The third interesting aspect of the question is the inference that caring for the uninsured is the sole role of safety net providers. This is not the case for urban public hospitals. They not only serve the needs of special populations but also the special needs of the entire population through their trauma, burn, psychiatric and poison centers, large emergency departments, neonatal intensive-care units, public health and emergency preparedness services, and education of physician trainees. NAPH members in the largest urban areas represent 40% of the trauma and 63% of the burn centers. The average number of emergency department visits a year at NAPH hospitals is 78,467 compared with 26,432 for acute-care hospitals nationally. And 23% of physicians in training are in these institutions.
Finally, there is the assumption that the safety net would be there in 2014 and beyond, if needed. These institutions are fragile. In 2009, the average margin at NAPH hospitals was 2.5% compared with 5% for other hospitals. Without the supplemental payments such as Medicaid Disproportionate Share payments, the safety nets' margins would have been substantially negative, a nonsustainable condition for any enterprise.

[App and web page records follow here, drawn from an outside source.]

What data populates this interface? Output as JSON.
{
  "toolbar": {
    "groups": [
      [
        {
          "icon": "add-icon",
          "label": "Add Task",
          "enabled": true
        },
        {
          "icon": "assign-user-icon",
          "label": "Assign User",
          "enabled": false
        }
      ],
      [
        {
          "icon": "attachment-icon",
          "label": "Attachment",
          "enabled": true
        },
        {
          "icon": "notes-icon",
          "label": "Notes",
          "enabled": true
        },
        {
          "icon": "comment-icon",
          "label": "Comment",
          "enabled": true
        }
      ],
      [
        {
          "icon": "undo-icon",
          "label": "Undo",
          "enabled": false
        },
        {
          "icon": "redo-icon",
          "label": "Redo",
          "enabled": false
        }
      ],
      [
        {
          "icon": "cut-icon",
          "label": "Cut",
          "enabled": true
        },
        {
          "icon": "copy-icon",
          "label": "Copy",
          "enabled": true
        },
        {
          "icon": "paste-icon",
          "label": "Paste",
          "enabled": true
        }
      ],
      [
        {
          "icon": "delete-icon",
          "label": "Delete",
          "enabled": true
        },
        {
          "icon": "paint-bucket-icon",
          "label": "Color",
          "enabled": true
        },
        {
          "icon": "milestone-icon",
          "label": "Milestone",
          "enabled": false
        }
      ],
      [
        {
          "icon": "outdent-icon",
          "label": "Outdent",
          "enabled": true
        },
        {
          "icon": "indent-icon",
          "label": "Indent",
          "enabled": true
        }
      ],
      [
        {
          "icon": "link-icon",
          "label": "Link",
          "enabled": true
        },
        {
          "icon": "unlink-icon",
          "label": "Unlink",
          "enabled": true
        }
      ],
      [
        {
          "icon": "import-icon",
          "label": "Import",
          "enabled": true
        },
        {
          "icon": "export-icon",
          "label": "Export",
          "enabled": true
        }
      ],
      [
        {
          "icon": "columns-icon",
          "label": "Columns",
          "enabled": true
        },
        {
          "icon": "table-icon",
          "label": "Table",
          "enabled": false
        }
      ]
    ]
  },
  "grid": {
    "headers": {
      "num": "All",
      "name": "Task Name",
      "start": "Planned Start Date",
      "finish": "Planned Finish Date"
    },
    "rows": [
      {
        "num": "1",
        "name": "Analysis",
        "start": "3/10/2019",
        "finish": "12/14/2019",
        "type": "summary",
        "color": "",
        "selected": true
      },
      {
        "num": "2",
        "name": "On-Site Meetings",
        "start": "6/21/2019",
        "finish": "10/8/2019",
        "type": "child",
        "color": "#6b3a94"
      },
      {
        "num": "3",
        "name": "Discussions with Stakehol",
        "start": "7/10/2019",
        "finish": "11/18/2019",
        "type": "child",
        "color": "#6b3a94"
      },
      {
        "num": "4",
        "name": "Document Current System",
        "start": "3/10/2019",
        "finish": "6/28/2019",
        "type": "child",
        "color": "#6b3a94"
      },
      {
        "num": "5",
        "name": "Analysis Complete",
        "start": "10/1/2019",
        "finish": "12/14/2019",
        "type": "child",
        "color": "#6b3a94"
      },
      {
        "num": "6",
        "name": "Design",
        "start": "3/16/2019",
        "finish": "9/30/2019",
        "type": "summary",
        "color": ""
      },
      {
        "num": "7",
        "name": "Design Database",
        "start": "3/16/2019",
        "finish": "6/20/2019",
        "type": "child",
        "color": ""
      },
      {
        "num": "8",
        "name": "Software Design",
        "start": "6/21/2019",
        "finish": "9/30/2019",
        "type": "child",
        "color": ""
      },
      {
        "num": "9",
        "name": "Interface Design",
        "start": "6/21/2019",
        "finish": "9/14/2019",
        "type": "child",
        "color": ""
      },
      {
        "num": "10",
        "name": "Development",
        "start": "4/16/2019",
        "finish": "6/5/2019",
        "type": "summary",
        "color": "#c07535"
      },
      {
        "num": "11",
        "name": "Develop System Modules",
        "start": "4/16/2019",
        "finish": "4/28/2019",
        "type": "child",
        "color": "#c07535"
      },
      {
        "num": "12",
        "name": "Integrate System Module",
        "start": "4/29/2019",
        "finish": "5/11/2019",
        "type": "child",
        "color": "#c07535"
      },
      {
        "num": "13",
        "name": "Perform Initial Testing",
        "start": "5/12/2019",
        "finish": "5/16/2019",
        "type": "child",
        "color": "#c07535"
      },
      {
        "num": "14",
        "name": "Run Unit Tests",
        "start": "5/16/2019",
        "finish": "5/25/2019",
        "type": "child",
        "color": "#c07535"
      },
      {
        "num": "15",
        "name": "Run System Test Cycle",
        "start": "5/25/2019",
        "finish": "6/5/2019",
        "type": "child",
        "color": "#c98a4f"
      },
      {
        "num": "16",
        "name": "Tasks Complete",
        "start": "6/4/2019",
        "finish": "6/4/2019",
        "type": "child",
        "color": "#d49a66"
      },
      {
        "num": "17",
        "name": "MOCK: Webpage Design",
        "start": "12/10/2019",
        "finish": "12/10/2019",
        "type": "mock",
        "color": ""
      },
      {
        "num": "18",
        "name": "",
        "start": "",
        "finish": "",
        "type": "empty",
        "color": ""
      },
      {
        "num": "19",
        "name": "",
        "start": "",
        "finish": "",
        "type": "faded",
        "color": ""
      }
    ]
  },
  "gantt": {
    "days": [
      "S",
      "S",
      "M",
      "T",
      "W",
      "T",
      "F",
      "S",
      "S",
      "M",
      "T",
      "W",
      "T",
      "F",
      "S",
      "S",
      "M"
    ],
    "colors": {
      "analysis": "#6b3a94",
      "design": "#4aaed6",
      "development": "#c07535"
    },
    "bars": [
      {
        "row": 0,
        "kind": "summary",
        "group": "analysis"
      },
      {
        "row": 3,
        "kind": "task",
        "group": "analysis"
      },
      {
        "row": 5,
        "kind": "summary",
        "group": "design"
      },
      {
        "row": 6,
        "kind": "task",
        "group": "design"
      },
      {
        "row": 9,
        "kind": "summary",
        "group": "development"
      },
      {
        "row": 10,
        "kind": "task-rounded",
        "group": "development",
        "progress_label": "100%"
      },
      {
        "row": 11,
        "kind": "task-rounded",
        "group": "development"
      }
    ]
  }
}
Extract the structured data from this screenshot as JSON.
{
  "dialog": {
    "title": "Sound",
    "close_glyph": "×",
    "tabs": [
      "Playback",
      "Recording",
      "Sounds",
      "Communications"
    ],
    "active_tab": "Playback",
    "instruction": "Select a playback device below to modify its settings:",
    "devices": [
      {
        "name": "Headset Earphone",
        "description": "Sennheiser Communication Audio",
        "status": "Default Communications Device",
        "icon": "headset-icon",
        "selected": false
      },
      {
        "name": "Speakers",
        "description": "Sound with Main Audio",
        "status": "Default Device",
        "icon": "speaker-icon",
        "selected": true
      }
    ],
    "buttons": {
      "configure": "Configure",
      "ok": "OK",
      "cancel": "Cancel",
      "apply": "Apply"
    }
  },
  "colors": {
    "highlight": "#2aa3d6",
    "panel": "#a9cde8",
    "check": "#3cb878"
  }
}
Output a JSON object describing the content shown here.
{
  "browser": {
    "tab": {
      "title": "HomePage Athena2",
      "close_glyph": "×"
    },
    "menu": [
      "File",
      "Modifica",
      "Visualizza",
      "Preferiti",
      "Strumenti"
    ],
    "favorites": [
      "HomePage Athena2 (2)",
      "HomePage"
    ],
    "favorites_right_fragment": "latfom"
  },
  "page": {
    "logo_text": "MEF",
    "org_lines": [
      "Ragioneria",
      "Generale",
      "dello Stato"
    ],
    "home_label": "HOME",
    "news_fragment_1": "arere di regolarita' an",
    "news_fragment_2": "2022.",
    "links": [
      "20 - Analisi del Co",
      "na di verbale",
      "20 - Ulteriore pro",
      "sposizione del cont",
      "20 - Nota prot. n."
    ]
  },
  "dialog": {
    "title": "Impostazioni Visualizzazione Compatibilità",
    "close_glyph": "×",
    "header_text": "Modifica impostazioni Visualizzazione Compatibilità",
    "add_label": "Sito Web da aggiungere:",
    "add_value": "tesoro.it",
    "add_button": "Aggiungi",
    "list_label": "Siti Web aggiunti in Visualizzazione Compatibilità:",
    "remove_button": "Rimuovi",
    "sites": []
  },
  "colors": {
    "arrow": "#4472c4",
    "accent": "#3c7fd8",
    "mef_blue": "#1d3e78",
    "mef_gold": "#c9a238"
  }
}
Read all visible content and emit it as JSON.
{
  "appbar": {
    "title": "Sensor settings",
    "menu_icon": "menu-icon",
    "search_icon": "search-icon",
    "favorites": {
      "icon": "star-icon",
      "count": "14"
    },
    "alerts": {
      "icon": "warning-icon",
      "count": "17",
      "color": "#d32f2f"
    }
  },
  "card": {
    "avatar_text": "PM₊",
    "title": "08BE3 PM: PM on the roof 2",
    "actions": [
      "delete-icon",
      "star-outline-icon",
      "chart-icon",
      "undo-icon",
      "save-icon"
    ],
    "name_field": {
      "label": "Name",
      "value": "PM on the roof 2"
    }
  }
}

Thirty-five percent of net revenue for NAPH members is Medicaid, and 12% is from state and local governments. Sixty-two percent of community health center patient revenue comes from Medicaid/CHIP. As all levels of government struggle with their budgets, these sources of revenue either have decreased or are at risk. Medicaid DSH deserves special comment. It is slated to begin decreasing in 2014 based on the expectation that uninsured expenditures would markedly decrease with health reform. The challenge will be to make certain that any decrease in Medicaid DSH is tightly linked in timing and amount to the decrease in uninsured care at the individual safety net hospital.
The healthcare safety net has been critically important for more than a century. While there may come a time when everyone has coverage—and when that coverage creates equal access for all—and the special needs of all the population are met by others, we are not there yet and will not be there in 2014. Therefore, we can answer a definite “yes” to the question, “Will we need the healthcare safety net after health reform?”